It’s hard rearranging my time, schedule, home and life around someone who doesn’t know who I am anymore. But it’s even harder for my husband. Because it’s his mom who doesn’t remember us.
My 95 year old mother-in-law has lived with us for almost three years now. At first she didn’t remember our names, but she knew how we were related to her. Now we are “the people who run this place”.
But she has no memory that this place is her home now. When she sits with us in the living room, and her bedroom is out of sight, she wonders how she’s going to get home and if we will drive her. We tell her she lives here and she laughs and shakes her head with disbelief.

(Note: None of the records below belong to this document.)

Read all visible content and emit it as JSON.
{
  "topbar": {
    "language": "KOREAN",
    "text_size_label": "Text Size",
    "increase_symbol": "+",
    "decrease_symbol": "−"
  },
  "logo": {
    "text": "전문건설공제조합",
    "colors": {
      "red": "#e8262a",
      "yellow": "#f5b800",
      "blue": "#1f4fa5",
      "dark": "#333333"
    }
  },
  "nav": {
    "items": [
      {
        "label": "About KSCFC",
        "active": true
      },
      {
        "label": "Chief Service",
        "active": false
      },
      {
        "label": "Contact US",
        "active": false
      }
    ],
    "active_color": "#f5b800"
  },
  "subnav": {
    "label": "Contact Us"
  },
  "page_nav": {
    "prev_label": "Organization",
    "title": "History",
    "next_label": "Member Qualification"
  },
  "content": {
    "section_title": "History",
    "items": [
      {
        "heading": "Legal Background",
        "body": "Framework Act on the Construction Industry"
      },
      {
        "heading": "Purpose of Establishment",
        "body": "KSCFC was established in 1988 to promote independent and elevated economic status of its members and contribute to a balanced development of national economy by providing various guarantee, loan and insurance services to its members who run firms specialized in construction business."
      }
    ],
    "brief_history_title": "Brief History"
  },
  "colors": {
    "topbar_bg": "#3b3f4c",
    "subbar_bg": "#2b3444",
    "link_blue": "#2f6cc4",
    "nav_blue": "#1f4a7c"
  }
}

Her short-term memory has gotten so poor that we leave her supper dishes out in front of her until she goes to bed, because several times she hasn’t believed that she had supper. Once, when my daughters were caring for her, she insisted on three full meals, in the couple hours they were with her, because she kept forgetting that she’d just eaten and didn’t believe them when they told her she had.

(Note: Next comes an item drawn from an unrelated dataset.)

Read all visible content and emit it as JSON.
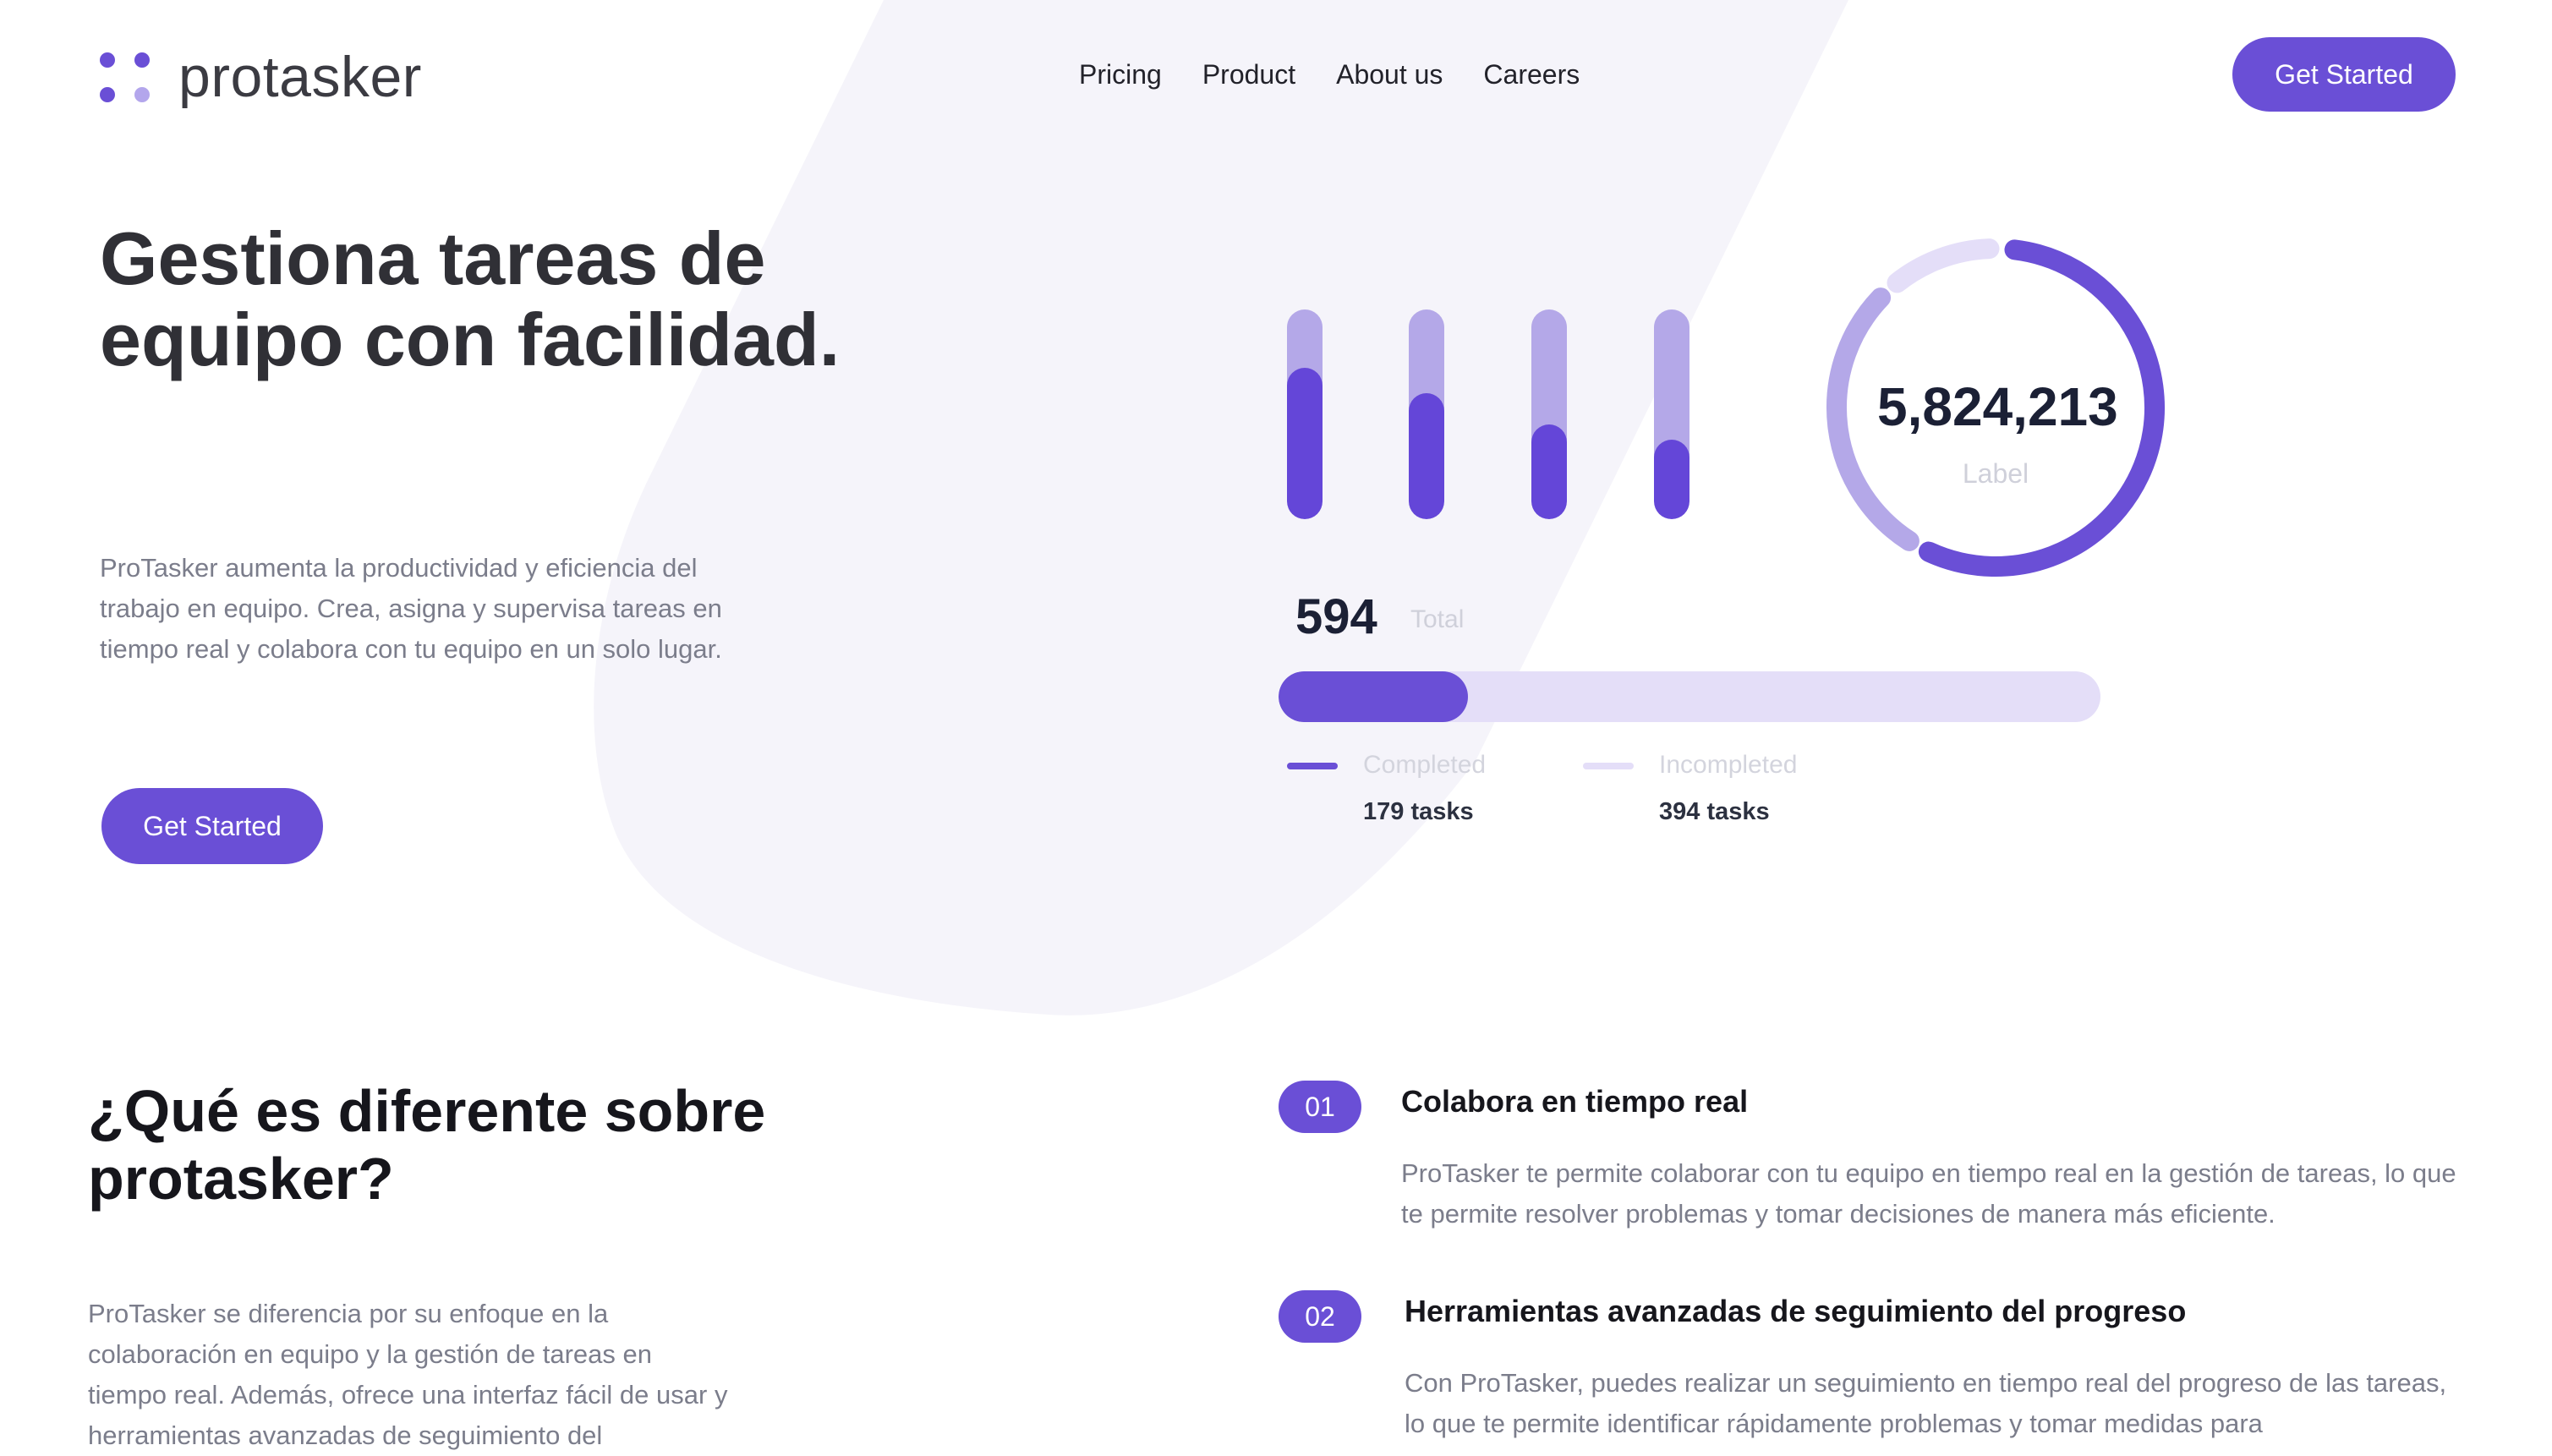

We can’t leave her alone anymore, so my husband and I have lost the freedom of running off spontaneously on his days off. We need to plan ahead. We’re thankful we have family close by that are willing to help, but it’s still an adjustment.

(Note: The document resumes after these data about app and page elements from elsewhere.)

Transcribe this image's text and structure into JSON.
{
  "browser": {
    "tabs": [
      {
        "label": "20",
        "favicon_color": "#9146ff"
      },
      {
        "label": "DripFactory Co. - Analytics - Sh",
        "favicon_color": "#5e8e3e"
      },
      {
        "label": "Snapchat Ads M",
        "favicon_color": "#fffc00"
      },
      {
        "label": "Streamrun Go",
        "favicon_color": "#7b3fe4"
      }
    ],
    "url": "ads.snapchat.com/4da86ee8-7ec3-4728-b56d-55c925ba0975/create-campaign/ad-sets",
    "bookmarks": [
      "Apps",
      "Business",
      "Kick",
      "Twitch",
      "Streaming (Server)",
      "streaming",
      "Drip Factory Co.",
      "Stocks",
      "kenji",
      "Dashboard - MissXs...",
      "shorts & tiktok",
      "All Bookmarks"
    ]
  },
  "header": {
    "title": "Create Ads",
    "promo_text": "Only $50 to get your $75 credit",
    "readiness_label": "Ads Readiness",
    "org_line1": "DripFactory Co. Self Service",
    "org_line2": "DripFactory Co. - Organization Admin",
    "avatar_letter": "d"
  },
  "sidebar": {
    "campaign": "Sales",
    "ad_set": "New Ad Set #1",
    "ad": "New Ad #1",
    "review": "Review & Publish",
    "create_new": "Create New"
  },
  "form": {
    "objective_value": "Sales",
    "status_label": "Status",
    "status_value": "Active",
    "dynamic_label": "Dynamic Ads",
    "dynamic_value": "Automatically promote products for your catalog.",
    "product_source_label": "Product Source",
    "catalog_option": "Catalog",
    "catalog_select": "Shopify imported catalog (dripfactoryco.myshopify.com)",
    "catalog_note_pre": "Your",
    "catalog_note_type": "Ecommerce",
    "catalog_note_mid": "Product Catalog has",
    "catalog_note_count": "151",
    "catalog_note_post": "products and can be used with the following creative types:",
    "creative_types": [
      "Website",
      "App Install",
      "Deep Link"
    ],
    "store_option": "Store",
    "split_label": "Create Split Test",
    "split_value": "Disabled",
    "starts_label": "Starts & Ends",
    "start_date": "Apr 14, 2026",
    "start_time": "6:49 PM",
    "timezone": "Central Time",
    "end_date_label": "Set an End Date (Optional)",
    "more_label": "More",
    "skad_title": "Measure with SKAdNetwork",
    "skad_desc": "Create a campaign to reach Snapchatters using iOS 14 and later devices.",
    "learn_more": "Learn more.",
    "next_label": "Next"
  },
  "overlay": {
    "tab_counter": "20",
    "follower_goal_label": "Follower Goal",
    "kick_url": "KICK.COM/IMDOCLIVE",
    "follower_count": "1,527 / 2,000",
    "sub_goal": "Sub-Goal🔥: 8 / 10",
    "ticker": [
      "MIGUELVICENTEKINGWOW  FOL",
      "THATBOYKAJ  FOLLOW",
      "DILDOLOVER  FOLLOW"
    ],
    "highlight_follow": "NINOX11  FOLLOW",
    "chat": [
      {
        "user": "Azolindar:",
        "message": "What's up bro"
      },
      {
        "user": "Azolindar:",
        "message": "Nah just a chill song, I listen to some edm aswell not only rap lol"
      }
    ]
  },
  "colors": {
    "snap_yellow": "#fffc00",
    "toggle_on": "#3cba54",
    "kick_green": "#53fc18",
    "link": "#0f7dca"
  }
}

Sometimes the emotions of being forgotten gets to my husband. Sometimes seeing a new decline in his once very intelligent mother, breaks his heart a little more. But I’m impressed how strong and steady and kind and patient he is. God gave me grace for my own mama, but I was still very emotional and often came home after caring for her in tears.
I love and care about my mother-in-law. I want to do the best we can for her. But caring for her doesn’t seize me emotionally like caring for my own mama did. Maybe I’m tougher for what I’ve already been through. Or maybe the attachment level just isn’t the same. Probably both. I don’t break down crying, but I don’t have the sweet joy moments either.
Just the littlest things would give me joy with, Mama. Like when she’d want to sit by me, or put her head on my shoulder. Or when she’d give little love taps to my arm or back. Or when she remembered anything. Even just my middle name. Like this night that I journaled about, five years ago…
I was visiting with Mama, sitting next to her and holding her hand, when she abruptly asked, “What do you want me to do?”
I answered with the first thing that popped into my head, “Be happy.”
“I am,” Mom said. And then added, “I did that.” And she looked at me expectantly, like now that she’d done that I should tell her what to do next.
“I love you, Mama.”
“I know,” Mom said matter of factly.
“Do you know who I am?”
“No,” she answered, with no hesitation or remorse.
“I’m Cheryl. Or Sherry. You can call me Sherry if you want.”
Mom was leaning over in her rocking chair, her head almost resting on the arm of her chair. She looked up at me and said, “Sherry…Sherry Lynn?”
And even though in days gone by, hearing my middle name often meant I was in trouble, now it meant that some part of Mama remembered my name. And I was happy, too.
Now I know Mama is truly happy, because she believed in Jesus and is with Him. And I know I will see her again someday! And she will know me and my whole name and all the precious memories we shared!
Meanwhile, God has given me another mother to love. Another mother who doesn’t know my name. But He gives grace for this, too.
“And He said unto me, My grace is sufficient for thee: for My strength is made perfect in weakness.” 2 Corinthians 12:9 (KJV)